◆ Problem to solve
Only the pictures are dropped. Restate each line below word for word.

** Study material follows **

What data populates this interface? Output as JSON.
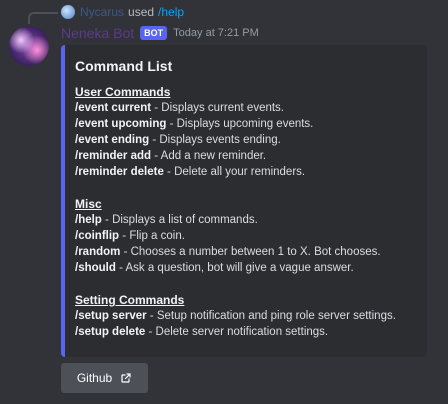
{
  "reply": {
    "username": "Nycarus",
    "action": "used",
    "command": "/help"
  },
  "message": {
    "bot_name": "Neneka Bot",
    "badge": "BOT",
    "timestamp": "Today at 7:21 PM"
  },
  "embed": {
    "title": "Command List",
    "accent_color": "#5865f2",
    "sections": [
      {
        "title": "User Commands",
        "commands": [
          {
            "name": "/event current",
            "desc": " - Displays current events."
          },
          {
            "name": "/event upcoming",
            "desc": " - Displays upcoming events."
          },
          {
            "name": "/event ending",
            "desc": " - Displays events ending."
          },
          {
            "name": "/reminder add",
            "desc": " - Add a new reminder."
          },
          {
            "name": "/reminder delete",
            "desc": " - Delete all your reminders."
          }
        ]
      },
      {
        "title": "Misc",
        "commands": [
          {
            "name": "/help",
            "desc": " - Displays a list of commands."
          },
          {
            "name": "/coinflip",
            "desc": " - Flip a coin."
          },
          {
            "name": "/random",
            "desc": " - Chooses a number between 1 to X. Bot chooses."
          },
          {
            "name": "/should",
            "desc": " - Ask a question, bot will give a vague answer."
          }
        ]
      },
      {
        "title": "Setting Commands",
        "commands": [
          {
            "name": "/setup server",
            "desc": " - Setup notification and ping role server settings."
          },
          {
            "name": "/setup delete",
            "desc": " - Delete server notification settings."
          }
        ]
      }
    ]
  },
  "button": {
    "label": "Github",
    "icon": "external-link-icon"
  }
}
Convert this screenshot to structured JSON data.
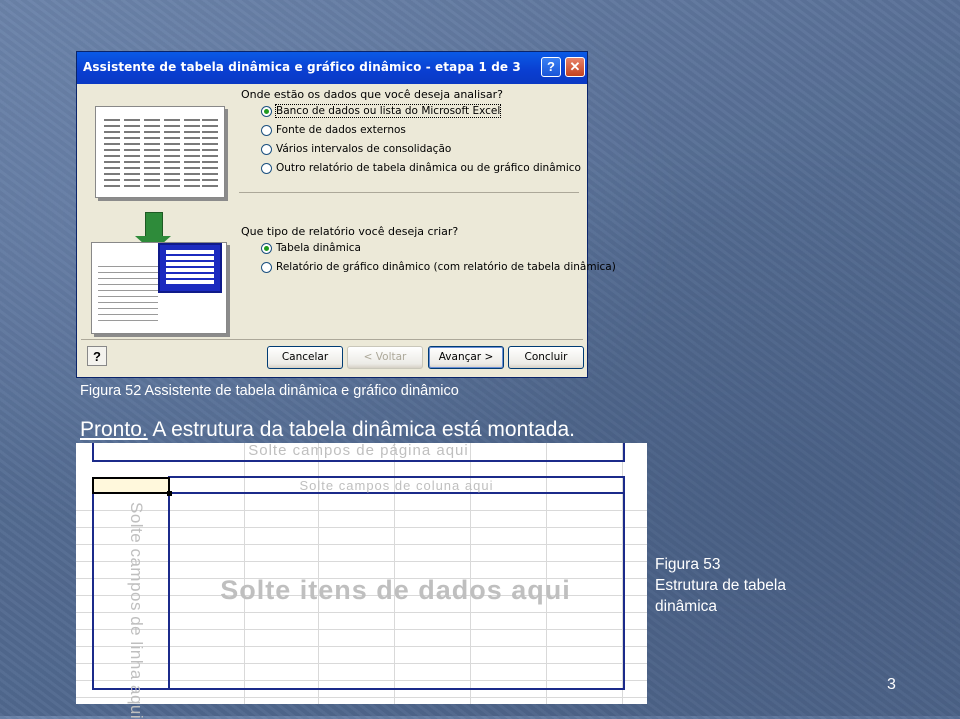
{
  "dialog": {
    "title": "Assistente de tabela dinâmica e gráfico dinâmico - etapa 1 de 3",
    "help_glyph": "?",
    "close_glyph": "✕",
    "question1": "Onde estão os dados que você deseja analisar?",
    "source_options": [
      {
        "label": "Banco de dados ou lista do Microsoft Excel",
        "selected": true
      },
      {
        "label": "Fonte de dados externos",
        "selected": false
      },
      {
        "label": "Vários intervalos de consolidação",
        "selected": false
      },
      {
        "label": "Outro relatório de tabela dinâmica ou de gráfico dinâmico",
        "selected": false
      }
    ],
    "question2": "Que tipo de relatório você deseja criar?",
    "report_options": [
      {
        "label": "Tabela dinâmica",
        "selected": true
      },
      {
        "label": "Relatório de gráfico dinâmico (com relatório de tabela dinâmica)",
        "selected": false
      }
    ],
    "buttons": {
      "help": "?",
      "cancel": "Cancelar",
      "back": "< Voltar",
      "next": "Avançar >",
      "finish": "Concluir"
    }
  },
  "caption_fig52": "Figura 52 Assistente de tabela dinâmica e gráfico dinâmico",
  "ready_text_link": "Pronto.",
  "ready_text_rest": " A estrutura da tabela dinâmica está montada.",
  "pivot": {
    "page_zone": "Solte campos de página aqui",
    "column_zone": "Solte campos de coluna aqui",
    "row_zone": "Solte campos de linha aqui",
    "data_zone": "Solte itens de dados aqui"
  },
  "caption_fig53": [
    "Figura 53",
    "Estrutura de tabela",
    "dinâmica"
  ],
  "page_number": "3",
  "colors": {
    "background": "#5a7196",
    "titlebar": "#0a3ed0",
    "zone_border": "#1b2a8a",
    "radio_dot": "#1f9a1f"
  }
}
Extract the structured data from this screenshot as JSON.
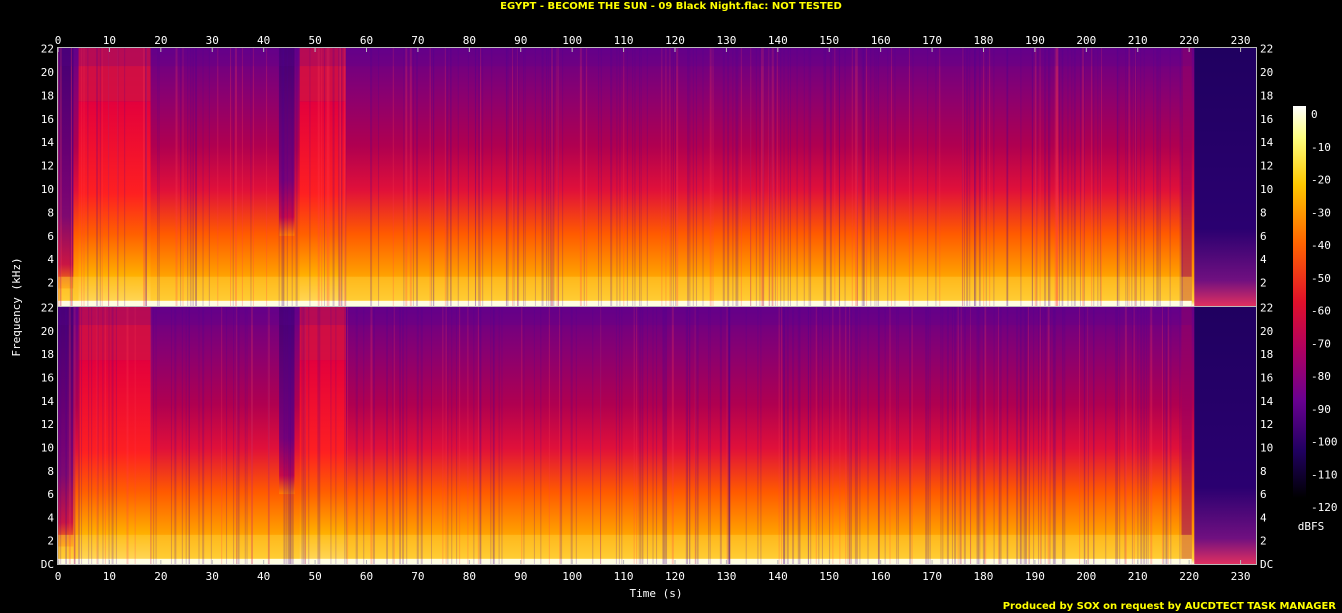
{
  "chart_data": {
    "type": "heatmap",
    "title": "EGYPT - BECOME THE SUN - 09 Black Night.flac: NOT TESTED",
    "xlabel": "Time (s)",
    "ylabel": "Frequency (kHz)",
    "xlim": [
      0,
      233
    ],
    "ylim": [
      0,
      22.05
    ],
    "x_ticks": [
      "0",
      "10",
      "20",
      "30",
      "40",
      "50",
      "60",
      "70",
      "80",
      "90",
      "100",
      "110",
      "120",
      "130",
      "140",
      "150",
      "160",
      "170",
      "180",
      "190",
      "200",
      "210",
      "220",
      "230"
    ],
    "y_ticks": [
      "DC",
      "2",
      "4",
      "6",
      "8",
      "10",
      "12",
      "14",
      "16",
      "18",
      "20",
      "22"
    ],
    "colorbar": {
      "label": "dBFS",
      "ticks": [
        "0",
        "-10",
        "-20",
        "-30",
        "-40",
        "-50",
        "-60",
        "-70",
        "-80",
        "-90",
        "-100",
        "-110",
        "-120"
      ],
      "range": [
        -120,
        0
      ]
    },
    "channels": [
      {
        "name": "",
        "content_ends_s": 220.5,
        "lowpass_khz": 20.5
      },
      {
        "name": "",
        "content_ends_s": 220.5,
        "lowpass_khz": 20.5
      }
    ],
    "loud_regions": [
      {
        "from_s": 4,
        "to_s": 18,
        "level_db": -55
      },
      {
        "from_s": 47,
        "to_s": 56,
        "level_db": -55
      }
    ],
    "quiet_regions": [
      {
        "from_s": 43,
        "to_s": 46,
        "level_db": -90
      },
      {
        "from_s": 0,
        "to_s": 3,
        "level_db": -95
      },
      {
        "from_s": 221,
        "to_s": 233,
        "level_db": -110
      }
    ],
    "credit": "Produced by SOX on request by AUCDTECT TASK MANAGER"
  }
}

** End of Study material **

◆ Exercise output
What data populates this interface? Output as JSON.
{
  "reply": {
    "username": "Nycarus",
    "action": "used",
    "command": "/help"
  },
  "message": {
    "bot_name": "Neneka Bot",
    "badge": "BOT",
    "timestamp": "Today at 7:21 PM"
  },
  "embed": {
    "title": "Command List",
    "accent_color": "#5865f2",
    "sections": [
      {
        "title": "User Commands",
        "commands": [
          {
            "name": "/event current",
            "desc": " - Displays current events."
          },
          {
            "name": "/event upcoming",
            "desc": " - Displays upcoming events."
          },
          {
            "name": "/event ending",
            "desc": " - Displays events ending."
          },
          {
            "name": "/reminder add",
            "desc": " - Add a new reminder."
          },
          {
            "name": "/reminder delete",
            "desc": " - Delete all your reminders."
          }
        ]
      },
      {
        "title": "Misc",
        "commands": [
          {
            "name": "/help",
            "desc": " - Displays a list of commands."
          },
          {
            "name": "/coinflip",
            "desc": " - Flip a coin."
          },
          {
            "name": "/random",
            "desc": " - Chooses a number between 1 to X. Bot chooses."
          },
          {
            "name": "/should",
            "desc": " - Ask a question, bot will give a vague answer."
          }
        ]
      },
      {
        "title": "Setting Commands",
        "commands": [
          {
            "name": "/setup server",
            "desc": " - Setup notification and ping role server settings."
          },
          {
            "name": "/setup delete",
            "desc": " - Delete server notification settings."
          }
        ]
      }
    ]
  },
  "button": {
    "label": "Github",
    "icon": "external-link-icon"
  }
}
Convert this screenshot to structured JSON data.
{
  "dialog": {
    "title": "Assistente de tabela dinâmica e gráfico dinâmico - etapa 1 de 3",
    "help_glyph": "?",
    "close_glyph": "✕",
    "question1": "Onde estão os dados que você deseja analisar?",
    "source_options": [
      {
        "label": "Banco de dados ou lista do Microsoft Excel",
        "selected": true
      },
      {
        "label": "Fonte de dados externos",
        "selected": false
      },
      {
        "label": "Vários intervalos de consolidação",
        "selected": false
      },
      {
        "label": "Outro relatório de tabela dinâmica ou de gráfico dinâmico",
        "selected": false
      }
    ],
    "question2": "Que tipo de relatório você deseja criar?",
    "report_options": [
      {
        "label": "Tabela dinâmica",
        "selected": true
      },
      {
        "label": "Relatório de gráfico dinâmico (com relatório de tabela dinâmica)",
        "selected": false
      }
    ],
    "buttons": {
      "help": "?",
      "cancel": "Cancelar",
      "back": "< Voltar",
      "next": "Avançar >",
      "finish": "Concluir"
    }
  },
  "caption_fig52": "Figura 52 Assistente de tabela dinâmica e gráfico dinâmico",
  "ready_text_link": "Pronto.",
  "ready_text_rest": " A estrutura da tabela dinâmica está montada.",
  "pivot": {
    "page_zone": "Solte campos de página aqui",
    "column_zone": "Solte campos de coluna aqui",
    "row_zone": "Solte campos de linha aqui",
    "data_zone": "Solte itens de dados aqui"
  },
  "caption_fig53": [
    "Figura 53",
    "Estrutura de tabela",
    "dinâmica"
  ],
  "page_number": "3",
  "colors": {
    "background": "#5a7196",
    "titlebar": "#0a3ed0",
    "zone_border": "#1b2a8a",
    "radio_dot": "#1f9a1f"
  }
}
Extract the structured data from this screenshot as JSON.
{
  "chart_data": {
    "type": "heatmap",
    "title": "EGYPT - BECOME THE SUN - 09 Black Night.flac: NOT TESTED",
    "xlabel": "Time (s)",
    "ylabel": "Frequency (kHz)",
    "xlim": [
      0,
      233
    ],
    "ylim": [
      0,
      22.05
    ],
    "x_ticks": [
      "0",
      "10",
      "20",
      "30",
      "40",
      "50",
      "60",
      "70",
      "80",
      "90",
      "100",
      "110",
      "120",
      "130",
      "140",
      "150",
      "160",
      "170",
      "180",
      "190",
      "200",
      "210",
      "220",
      "230"
    ],
    "y_ticks": [
      "DC",
      "2",
      "4",
      "6",
      "8",
      "10",
      "12",
      "14",
      "16",
      "18",
      "20",
      "22"
    ],
    "colorbar": {
      "label": "dBFS",
      "ticks": [
        "0",
        "-10",
        "-20",
        "-30",
        "-40",
        "-50",
        "-60",
        "-70",
        "-80",
        "-90",
        "-100",
        "-110",
        "-120"
      ],
      "range": [
        -120,
        0
      ]
    },
    "channels": [
      {
        "name": "",
        "content_ends_s": 220.5,
        "lowpass_khz": 20.5
      },
      {
        "name": "",
        "content_ends_s": 220.5,
        "lowpass_khz": 20.5
      }
    ],
    "loud_regions": [
      {
        "from_s": 4,
        "to_s": 18,
        "level_db": -55
      },
      {
        "from_s": 47,
        "to_s": 56,
        "level_db": -55
      }
    ],
    "quiet_regions": [
      {
        "from_s": 43,
        "to_s": 46,
        "level_db": -90
      },
      {
        "from_s": 0,
        "to_s": 3,
        "level_db": -95
      },
      {
        "from_s": 221,
        "to_s": 233,
        "level_db": -110
      }
    ],
    "credit": "Produced by SOX on request by AUCDTECT TASK MANAGER"
  }
}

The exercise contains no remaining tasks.